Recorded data
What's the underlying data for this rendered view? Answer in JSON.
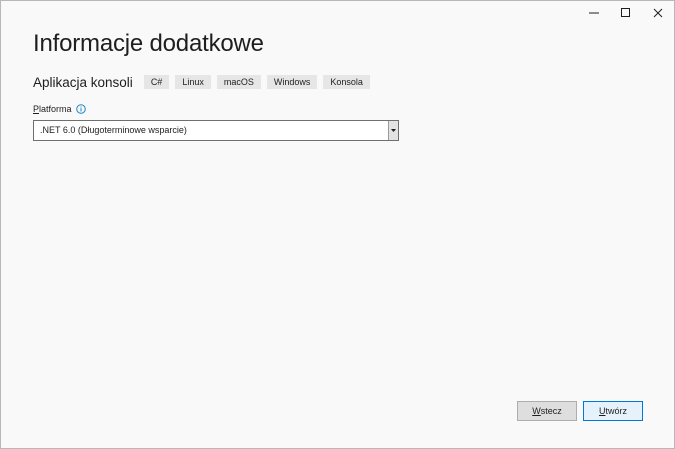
{
  "window": {
    "controls": [
      "minimize-icon",
      "maximize-icon",
      "close-icon"
    ]
  },
  "page": {
    "title": "Informacje dodatkowe",
    "subtitle": "Aplikacja konsoli",
    "tags": [
      "C#",
      "Linux",
      "macOS",
      "Windows",
      "Konsola"
    ]
  },
  "framework": {
    "label_mnemonic": "P",
    "label_rest": "latforma",
    "info_icon": "info-icon",
    "selected": ".NET 6.0 (Długoterminowe wsparcie)"
  },
  "footer": {
    "back_mnemonic": "W",
    "back_rest": "stecz",
    "create_mnemonic": "U",
    "create_rest": "twórz"
  },
  "colors": {
    "background": "#f9f9f9",
    "accent": "#0078d7",
    "info": "#1e88c7"
  }
}
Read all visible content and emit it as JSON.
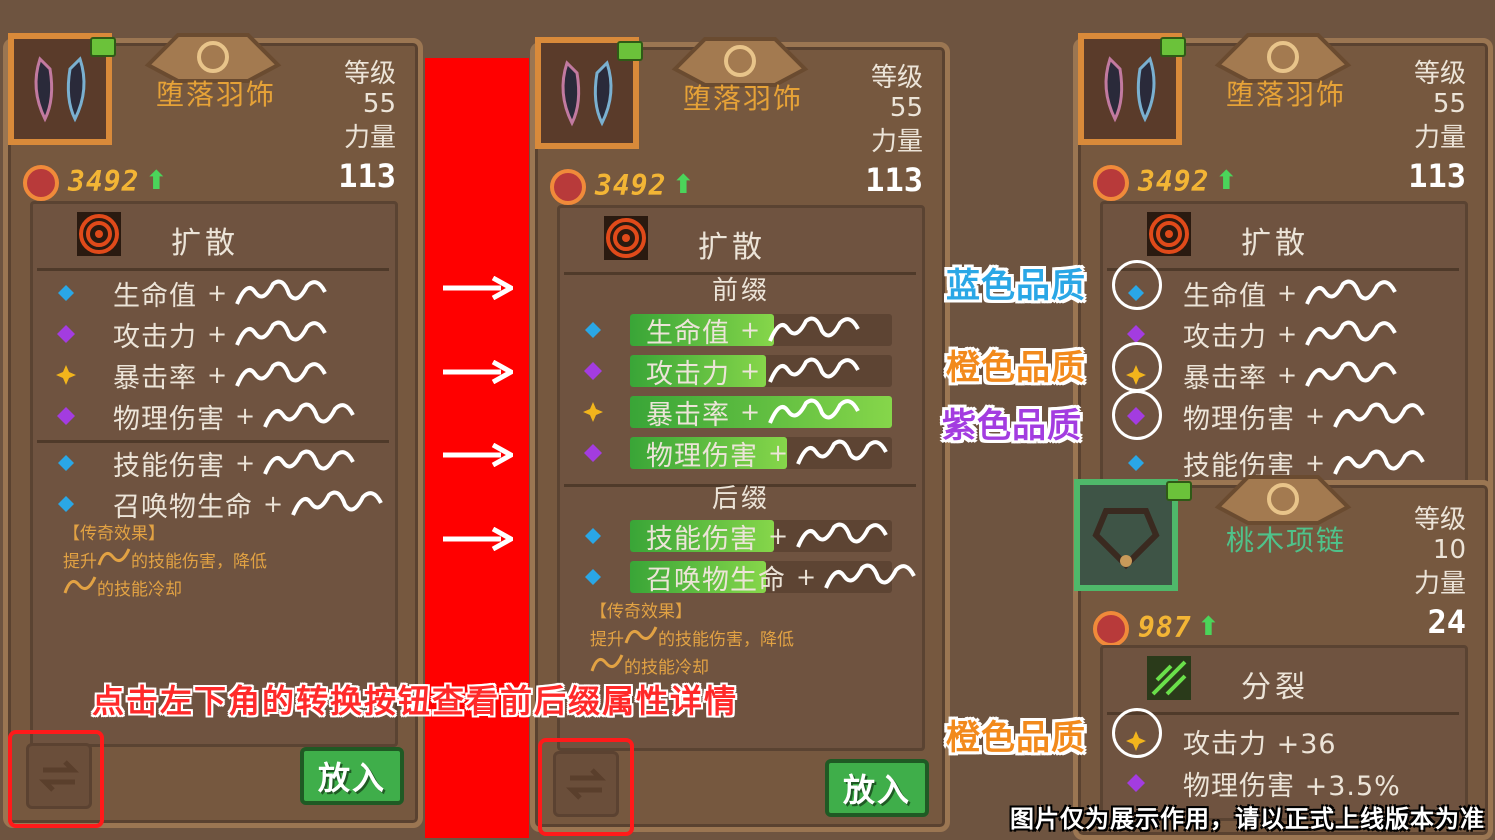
{
  "panel_left": {
    "item_name": "堕落羽饰",
    "level_label": "等级",
    "level_value": "55",
    "attr_label": "力量",
    "attr_value": "113",
    "power": "3492",
    "skill_name": "扩散",
    "stats": [
      {
        "label": "生命值",
        "gem": "blue",
        "plus": "+"
      },
      {
        "label": "攻击力",
        "gem": "purple",
        "plus": "+"
      },
      {
        "label": "暴击率",
        "gem": "orange",
        "plus": "+"
      },
      {
        "label": "物理伤害",
        "gem": "purple",
        "plus": "+"
      },
      {
        "label": "技能伤害",
        "gem": "blue",
        "plus": "+"
      },
      {
        "label": "召唤物生命",
        "gem": "blue",
        "plus": "+"
      }
    ],
    "legend_title": "【传奇效果】",
    "legend_line1_a": "提升",
    "legend_line1_b": "的技能伤害，降低",
    "legend_line2": "的技能冷却",
    "put_button": "放入"
  },
  "panel_mid": {
    "item_name": "堕落羽饰",
    "level_label": "等级",
    "level_value": "55",
    "attr_label": "力量",
    "attr_value": "113",
    "power": "3492",
    "skill_name": "扩散",
    "prefix_title": "前缀",
    "suffix_title": "后缀",
    "prefix_stats": [
      {
        "label": "生命值",
        "gem": "blue",
        "plus": "+",
        "fill": 0.55
      },
      {
        "label": "攻击力",
        "gem": "purple",
        "plus": "+",
        "fill": 0.52
      },
      {
        "label": "暴击率",
        "gem": "orange",
        "plus": "+",
        "fill": 1.0
      },
      {
        "label": "物理伤害",
        "gem": "purple",
        "plus": "+",
        "fill": 0.6
      }
    ],
    "suffix_stats": [
      {
        "label": "技能伤害",
        "gem": "blue",
        "plus": "+",
        "fill": 0.55
      },
      {
        "label": "召唤物生命",
        "gem": "blue",
        "plus": "+",
        "fill": 0.52
      }
    ],
    "legend_title": "【传奇效果】",
    "legend_line1_a": "提升",
    "legend_line1_b": "的技能伤害，降低",
    "legend_line2": "的技能冷却",
    "put_button": "放入"
  },
  "panel_right": {
    "item_name": "堕落羽饰",
    "level_label": "等级",
    "level_value": "55",
    "attr_label": "力量",
    "attr_value": "113",
    "power": "3492",
    "skill_name": "扩散",
    "stats": [
      {
        "label": "生命值",
        "gem": "blue",
        "plus": "+"
      },
      {
        "label": "攻击力",
        "gem": "purple",
        "plus": "+"
      },
      {
        "label": "暴击率",
        "gem": "orange",
        "plus": "+"
      },
      {
        "label": "物理伤害",
        "gem": "purple",
        "plus": "+"
      },
      {
        "label": "技能伤害",
        "gem": "blue",
        "plus": "+"
      }
    ]
  },
  "panel_necklace": {
    "item_name": "桃木项链",
    "level_label": "等级",
    "level_value": "10",
    "attr_label": "力量",
    "attr_value": "24",
    "power": "987",
    "skill_name": "分裂",
    "stats": [
      {
        "label": "攻击力 +36",
        "gem": "orange"
      },
      {
        "label": "物理伤害 +3.5%",
        "gem": "purple"
      }
    ]
  },
  "quality_labels": {
    "blue": "蓝色品质",
    "orange": "橙色品质",
    "purple": "紫色品质",
    "orange2": "橙色品质"
  },
  "instruction": "点击左下角的转换按钮查看前后缀属性详情",
  "disclaimer": "图片仅为展示作用，请以正式上线版本为准",
  "colors": {
    "blue_quality": "#2aa7e6",
    "orange_quality": "#f28a1c",
    "purple_quality": "#a33ce0",
    "instruction_red": "#ff2a2a",
    "item_name_orange": "#e6a237",
    "item_name_green": "#4fc28a"
  }
}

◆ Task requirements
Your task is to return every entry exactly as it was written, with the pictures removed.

◆ Solution to this problem
What's the underlying data for this rendered view? Answer in JSON.
{
  "window": {
    "controls": [
      "minimize-icon",
      "maximize-icon",
      "close-icon"
    ]
  },
  "page": {
    "title": "Informacje dodatkowe",
    "subtitle": "Aplikacja konsoli",
    "tags": [
      "C#",
      "Linux",
      "macOS",
      "Windows",
      "Konsola"
    ]
  },
  "framework": {
    "label_mnemonic": "P",
    "label_rest": "latforma",
    "info_icon": "info-icon",
    "selected": ".NET 6.0 (Długoterminowe wsparcie)"
  },
  "footer": {
    "back_mnemonic": "W",
    "back_rest": "stecz",
    "create_mnemonic": "U",
    "create_rest": "twórz"
  },
  "colors": {
    "background": "#f9f9f9",
    "accent": "#0078d7",
    "info": "#1e88c7"
  }
}
Read all visible content and emit it as JSON.
{
  "panel_left": {
    "item_name": "堕落羽饰",
    "level_label": "等级",
    "level_value": "55",
    "attr_label": "力量",
    "attr_value": "113",
    "power": "3492",
    "skill_name": "扩散",
    "stats": [
      {
        "label": "生命值",
        "gem": "blue",
        "plus": "+"
      },
      {
        "label": "攻击力",
        "gem": "purple",
        "plus": "+"
      },
      {
        "label": "暴击率",
        "gem": "orange",
        "plus": "+"
      },
      {
        "label": "物理伤害",
        "gem": "purple",
        "plus": "+"
      },
      {
        "label": "技能伤害",
        "gem": "blue",
        "plus": "+"
      },
      {
        "label": "召唤物生命",
        "gem": "blue",
        "plus": "+"
      }
    ],
    "legend_title": "【传奇效果】",
    "legend_line1_a": "提升",
    "legend_line1_b": "的技能伤害，降低",
    "legend_line2": "的技能冷却",
    "put_button": "放入"
  },
  "panel_mid": {
    "item_name": "堕落羽饰",
    "level_label": "等级",
    "level_value": "55",
    "attr_label": "力量",
    "attr_value": "113",
    "power": "3492",
    "skill_name": "扩散",
    "prefix_title": "前缀",
    "suffix_title": "后缀",
    "prefix_stats": [
      {
        "label": "生命值",
        "gem": "blue",
        "plus": "+",
        "fill": 0.55
      },
      {
        "label": "攻击力",
        "gem": "purple",
        "plus": "+",
        "fill": 0.52
      },
      {
        "label": "暴击率",
        "gem": "orange",
        "plus": "+",
        "fill": 1.0
      },
      {
        "label": "物理伤害",
        "gem": "purple",
        "plus": "+",
        "fill": 0.6
      }
    ],
    "suffix_stats": [
      {
        "label": "技能伤害",
        "gem": "blue",
        "plus": "+",
        "fill": 0.55
      },
      {
        "label": "召唤物生命",
        "gem": "blue",
        "plus": "+",
        "fill": 0.52
      }
    ],
    "legend_title": "【传奇效果】",
    "legend_line1_a": "提升",
    "legend_line1_b": "的技能伤害，降低",
    "legend_line2": "的技能冷却",
    "put_button": "放入"
  },
  "panel_right": {
    "item_name": "堕落羽饰",
    "level_label": "等级",
    "level_value": "55",
    "attr_label": "力量",
    "attr_value": "113",
    "power": "3492",
    "skill_name": "扩散",
    "stats": [
      {
        "label": "生命值",
        "gem": "blue",
        "plus": "+"
      },
      {
        "label": "攻击力",
        "gem": "purple",
        "plus": "+"
      },
      {
        "label": "暴击率",
        "gem": "orange",
        "plus": "+"
      },
      {
        "label": "物理伤害",
        "gem": "purple",
        "plus": "+"
      },
      {
        "label": "技能伤害",
        "gem": "blue",
        "plus": "+"
      }
    ]
  },
  "panel_necklace": {
    "item_name": "桃木项链",
    "level_label": "等级",
    "level_value": "10",
    "attr_label": "力量",
    "attr_value": "24",
    "power": "987",
    "skill_name": "分裂",
    "stats": [
      {
        "label": "攻击力 +36",
        "gem": "orange"
      },
      {
        "label": "物理伤害 +3.5%",
        "gem": "purple"
      }
    ]
  },
  "quality_labels": {
    "blue": "蓝色品质",
    "orange": "橙色品质",
    "purple": "紫色品质",
    "orange2": "橙色品质"
  },
  "instruction": "点击左下角的转换按钮查看前后缀属性详情",
  "disclaimer": "图片仅为展示作用，请以正式上线版本为准",
  "colors": {
    "blue_quality": "#2aa7e6",
    "orange_quality": "#f28a1c",
    "purple_quality": "#a33ce0",
    "instruction_red": "#ff2a2a",
    "item_name_orange": "#e6a237",
    "item_name_green": "#4fc28a"
  }
}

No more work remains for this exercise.